If it was possible to use a direct reading instrument that gives a reading of the instantaneous concentration it would be relatively easy to determine when the booth was cleared. Unfortunately there isn’t a direct reading instrument that can be used for isocyanates. Sampling has to be carried out using an integrating technique – that means that a sample is collected over a period of time, and, after it has been analysed in a laboratory, it is then possible to determine the average concentration present during the sampling period. To determine the  “clearance time” a series of samples would have to be taken one after another. This would be expensive (the analysis isn’t cheap) and the standard method for isocyanates is not particularly good. The samples are collected by bubbling air through a reagent dissolved in toluene and as a low detection limit would be required it’s difficult to take samples over a short period.

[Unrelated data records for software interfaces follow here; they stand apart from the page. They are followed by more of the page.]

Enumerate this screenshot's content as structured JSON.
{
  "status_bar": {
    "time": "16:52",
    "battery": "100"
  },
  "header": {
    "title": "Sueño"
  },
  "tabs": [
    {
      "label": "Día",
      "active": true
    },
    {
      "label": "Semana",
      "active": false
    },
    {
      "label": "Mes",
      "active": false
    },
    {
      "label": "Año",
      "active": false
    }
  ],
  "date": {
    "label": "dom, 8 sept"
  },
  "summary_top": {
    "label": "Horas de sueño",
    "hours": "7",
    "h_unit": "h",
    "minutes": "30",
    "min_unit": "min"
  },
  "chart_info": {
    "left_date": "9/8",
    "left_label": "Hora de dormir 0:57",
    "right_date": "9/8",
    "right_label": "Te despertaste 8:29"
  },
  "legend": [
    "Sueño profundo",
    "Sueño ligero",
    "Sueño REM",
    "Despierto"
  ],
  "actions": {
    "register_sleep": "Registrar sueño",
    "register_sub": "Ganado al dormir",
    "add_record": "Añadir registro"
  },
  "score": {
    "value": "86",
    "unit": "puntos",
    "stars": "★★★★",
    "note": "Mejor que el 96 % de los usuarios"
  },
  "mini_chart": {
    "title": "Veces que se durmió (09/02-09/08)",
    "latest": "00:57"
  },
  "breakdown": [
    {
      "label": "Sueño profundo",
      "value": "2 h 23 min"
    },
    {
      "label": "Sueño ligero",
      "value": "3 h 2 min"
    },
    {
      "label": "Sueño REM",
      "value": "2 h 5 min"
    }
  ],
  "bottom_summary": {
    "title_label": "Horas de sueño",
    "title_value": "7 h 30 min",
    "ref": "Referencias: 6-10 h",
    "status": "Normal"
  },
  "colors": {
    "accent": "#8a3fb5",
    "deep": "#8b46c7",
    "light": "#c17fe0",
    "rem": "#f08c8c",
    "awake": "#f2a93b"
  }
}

Consequently its better to use a different approach, releasing smoke into the enclosure and then timing how long it takes for it to be completely removed from the booth. This method is quicker, less messy and much less expensive. The test can also be used to check that there are no leaks from the booth – any smoke escaping should be clearly visible. The Health and Safety Executive explain how to carry out this test in their publication “Controlling isocyanate exposure in spray booths and spray rooms” which can be downloaded from their website here.

The following videos show a smoke test taking place in a typical booth.

Once the clearance time has been established it’s important to ensure that anyone who works in the booth is informed and a notice posted at the entrance to the booth, something like this:


The HSE would like to see automatic clearance time indicator fitted on walk-in spray booths, but in my experience few have them. This is something that should really be addressed by the manufacturers and suppliers of the equipment. A new booth should already have them fitted, and clearance times should be established during the commissioning of the equipment after it’s been installed.

Following on from the initial test checking the clearance time should also form part of the statutory thorough examination and test required for LEV systems under COSHH Regulation 9. All engineering controls deteriorate over time, so the time taken for the contaminants to clear is likely to increase, even with a well maintained booth.

Glove boxes

Glove boxes are often used in the pharmaceutical industry to control highly toxic “active” agents used in drug formulations. In principle they should provide a high degree of protection for the user. The contaminant is completely contained inside an extracted enclosure while the worker is outside. So when we’re carrying out a risk assessment and spot that the work is carried out inside a glove box we might assume that exposure will be well controlled. However, we have to be careful – sometimes the opposite is true.

positive pressure glove box

Looking at the above picture you can see that the gloves are sticking out of the enclosure. This is a good indication that the enclosure is under positive pressure. This means that contaminated air will leak out through any gaps or breaches in containment, potentially bringing contaminants out with it to which the operator will be exposed.

Such “positive pressure” booths are often used for quality considerations – to protect the product from contamination – and this is probably the case here.